  4. The Kiss,“The Kiss” by Pablo Picasso Respond in writing to the text. What is the meaning of this picture? Analyze for sensory detail, theme, and purpose. How can an image be distorted by individual perception? How can we translate the image into words?

  5. Bog Frog. Paul Casper. 2005.

  6. I'm nobody! Who are you? Are you nobody, too? Then there's a pair of us -- don't tell! They'd advertise -- you know!  How dreary to be somebody! How public like a frog To tell one's name the livelong day To an admiring bog!

  7. Anna Pickard. 2007. guardian.co.uk,

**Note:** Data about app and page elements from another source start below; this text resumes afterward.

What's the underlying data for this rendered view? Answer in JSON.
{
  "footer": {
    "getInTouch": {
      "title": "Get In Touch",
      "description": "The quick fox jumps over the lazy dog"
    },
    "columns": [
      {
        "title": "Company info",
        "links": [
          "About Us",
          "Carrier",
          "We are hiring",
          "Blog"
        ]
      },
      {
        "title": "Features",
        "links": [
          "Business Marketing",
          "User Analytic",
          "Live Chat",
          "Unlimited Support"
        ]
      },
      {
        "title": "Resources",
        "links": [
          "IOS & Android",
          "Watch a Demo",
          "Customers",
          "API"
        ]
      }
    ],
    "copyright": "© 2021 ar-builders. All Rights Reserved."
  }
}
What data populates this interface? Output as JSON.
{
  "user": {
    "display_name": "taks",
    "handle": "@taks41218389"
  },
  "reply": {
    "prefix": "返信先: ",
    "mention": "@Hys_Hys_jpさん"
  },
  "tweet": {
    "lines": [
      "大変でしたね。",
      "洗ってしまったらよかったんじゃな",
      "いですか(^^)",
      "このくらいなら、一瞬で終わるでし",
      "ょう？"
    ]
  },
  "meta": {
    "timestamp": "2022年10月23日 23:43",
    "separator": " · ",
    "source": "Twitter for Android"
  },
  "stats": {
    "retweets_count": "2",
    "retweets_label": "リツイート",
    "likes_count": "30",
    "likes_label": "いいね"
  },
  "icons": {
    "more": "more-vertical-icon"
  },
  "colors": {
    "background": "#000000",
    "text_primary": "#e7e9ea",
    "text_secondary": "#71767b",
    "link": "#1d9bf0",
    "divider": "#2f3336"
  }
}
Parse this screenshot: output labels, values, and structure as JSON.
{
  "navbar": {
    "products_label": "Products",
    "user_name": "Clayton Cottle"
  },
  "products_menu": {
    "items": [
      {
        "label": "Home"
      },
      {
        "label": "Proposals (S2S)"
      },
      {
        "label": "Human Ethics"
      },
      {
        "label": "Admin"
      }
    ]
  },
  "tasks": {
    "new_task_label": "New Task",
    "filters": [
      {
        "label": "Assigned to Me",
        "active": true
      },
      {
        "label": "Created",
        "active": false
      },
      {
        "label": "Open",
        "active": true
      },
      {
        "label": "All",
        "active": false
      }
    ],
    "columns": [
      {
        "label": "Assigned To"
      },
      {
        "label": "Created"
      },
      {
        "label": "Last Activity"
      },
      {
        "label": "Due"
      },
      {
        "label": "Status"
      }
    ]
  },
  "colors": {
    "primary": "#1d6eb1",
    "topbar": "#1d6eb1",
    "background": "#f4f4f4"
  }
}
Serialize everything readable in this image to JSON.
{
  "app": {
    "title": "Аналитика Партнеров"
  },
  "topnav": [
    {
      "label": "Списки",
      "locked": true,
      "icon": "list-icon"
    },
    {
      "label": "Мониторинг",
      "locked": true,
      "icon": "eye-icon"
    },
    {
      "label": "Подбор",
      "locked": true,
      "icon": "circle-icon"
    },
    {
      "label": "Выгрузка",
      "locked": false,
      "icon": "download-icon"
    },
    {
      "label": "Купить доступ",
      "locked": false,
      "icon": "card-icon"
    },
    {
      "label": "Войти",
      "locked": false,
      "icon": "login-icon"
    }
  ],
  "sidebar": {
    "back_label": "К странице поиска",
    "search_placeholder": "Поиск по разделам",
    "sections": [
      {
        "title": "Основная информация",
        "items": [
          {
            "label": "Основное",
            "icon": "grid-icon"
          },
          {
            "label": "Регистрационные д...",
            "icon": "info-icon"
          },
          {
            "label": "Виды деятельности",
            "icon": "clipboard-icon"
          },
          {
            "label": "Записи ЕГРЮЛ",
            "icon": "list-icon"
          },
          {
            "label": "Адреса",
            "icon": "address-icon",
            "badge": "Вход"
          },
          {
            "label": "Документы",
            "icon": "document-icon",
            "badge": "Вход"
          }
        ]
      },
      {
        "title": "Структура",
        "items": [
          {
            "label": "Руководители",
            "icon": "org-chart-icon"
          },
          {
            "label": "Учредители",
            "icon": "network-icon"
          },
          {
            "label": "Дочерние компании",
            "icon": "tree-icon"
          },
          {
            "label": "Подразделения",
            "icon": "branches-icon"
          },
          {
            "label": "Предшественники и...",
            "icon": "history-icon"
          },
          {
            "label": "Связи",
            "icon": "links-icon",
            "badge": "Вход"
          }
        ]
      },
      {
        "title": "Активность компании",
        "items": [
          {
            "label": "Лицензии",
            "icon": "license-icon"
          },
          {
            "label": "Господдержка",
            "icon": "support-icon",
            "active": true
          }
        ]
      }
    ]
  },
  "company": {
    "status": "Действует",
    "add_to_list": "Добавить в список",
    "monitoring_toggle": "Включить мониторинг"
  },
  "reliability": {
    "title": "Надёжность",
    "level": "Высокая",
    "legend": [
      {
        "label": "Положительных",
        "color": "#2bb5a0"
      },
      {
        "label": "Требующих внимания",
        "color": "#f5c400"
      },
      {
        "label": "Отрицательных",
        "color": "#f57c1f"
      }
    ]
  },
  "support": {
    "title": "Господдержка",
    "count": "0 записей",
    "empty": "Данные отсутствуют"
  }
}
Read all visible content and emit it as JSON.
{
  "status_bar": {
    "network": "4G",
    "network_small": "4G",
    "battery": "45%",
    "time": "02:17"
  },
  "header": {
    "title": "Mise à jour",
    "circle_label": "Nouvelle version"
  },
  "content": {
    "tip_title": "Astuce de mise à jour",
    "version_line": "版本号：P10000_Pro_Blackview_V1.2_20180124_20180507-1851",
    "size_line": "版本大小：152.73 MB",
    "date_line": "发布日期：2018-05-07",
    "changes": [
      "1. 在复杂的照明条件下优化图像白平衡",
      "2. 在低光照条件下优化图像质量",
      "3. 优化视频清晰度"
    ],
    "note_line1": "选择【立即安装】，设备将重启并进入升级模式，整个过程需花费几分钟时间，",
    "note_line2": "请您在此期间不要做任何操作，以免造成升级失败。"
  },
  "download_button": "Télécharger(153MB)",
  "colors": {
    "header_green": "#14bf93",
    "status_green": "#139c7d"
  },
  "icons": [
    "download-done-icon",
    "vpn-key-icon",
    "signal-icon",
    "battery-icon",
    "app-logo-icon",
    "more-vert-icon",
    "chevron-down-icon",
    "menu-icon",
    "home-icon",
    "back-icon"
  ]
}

  8. “The Soul Selects her Own Society” THE SOUL selects her own Society-- Then-- shuts the Door-- On her divine Majority-- Present no more--    Unmoved-- she notes the Chariots-- pausing At her low Gate-- Unmoved-- an emperor be kneeling Upon her Mat--    I ’ve known her-- from an ample nation -- Choose One-- Then-- close the Valves of her attention -- Like Stone--

  9. http://www.flickr.com/photos/rcbpoetry/3233717334/

  10. “Tell All the Truth” • Tell all the Truth but tell it slant---Success in Circuit liesToo bright for our infirm DelightThe Truth's superb surpriseAs Lightening to the Children easedWith explanation kindThe Truth must dazzle graduallyOr every man be blind---

  11. Melissa Pham2/27/08

  12. Because I Could Not Stop For Death BECAUSE I could not stop for Death - He kindly stopped for me – The carriage held but just Ourselves— And Immortality.    We slowly drove— he knew no haste, And I had put away My labor, and my leisure too, For his Civility— We passed the School where children strove At Recess - in the Ring - We passed the Fields of Gazing Grain— We passed the Setting Sun— Or rather– He passed Us— The Dews drew quivering and chill— For only Gossamer, my Gown— My Tippet– Only Tulle— We paused before a House that seemed A swelling of the Ground— The Roof was scarcely visible— The Cornice– in the Ground— Since then --’tis centuries– and yet Feels shorter than the Day I first surmised the Horses’ Heads Were toward Eternity--

  13. Assignment: • Go online and choose an Emily Dickinson poem. • Find an image that matches the poem. • Using Powerpoint or Prezi, create a 3+ slides that include the poem, image, analysis, and works cited • Write an analysis of the poem – • 1. What is the central message/theme of the poem? • 2. What images does she use and how does she use them, • 3. What literary techniques does she use? • 4 How does Dickinson use language to create the central message/theme ? • Explain how your image relates to the poem

  14. Assignment Rubric

  15. Works Cited • Merriman, C.D. “Emily Dickinson.” Literature Online. 2006. Web. 27 October 2011. • “Sweet Skepticism of the Heart.” Daily Dickisnon. 09 January 2009. Web. 27 October 2011. • “Transcendental Legacy in Literature.” American Transcendental Web. Virginia Commonwealth University. Web 27 October 2011.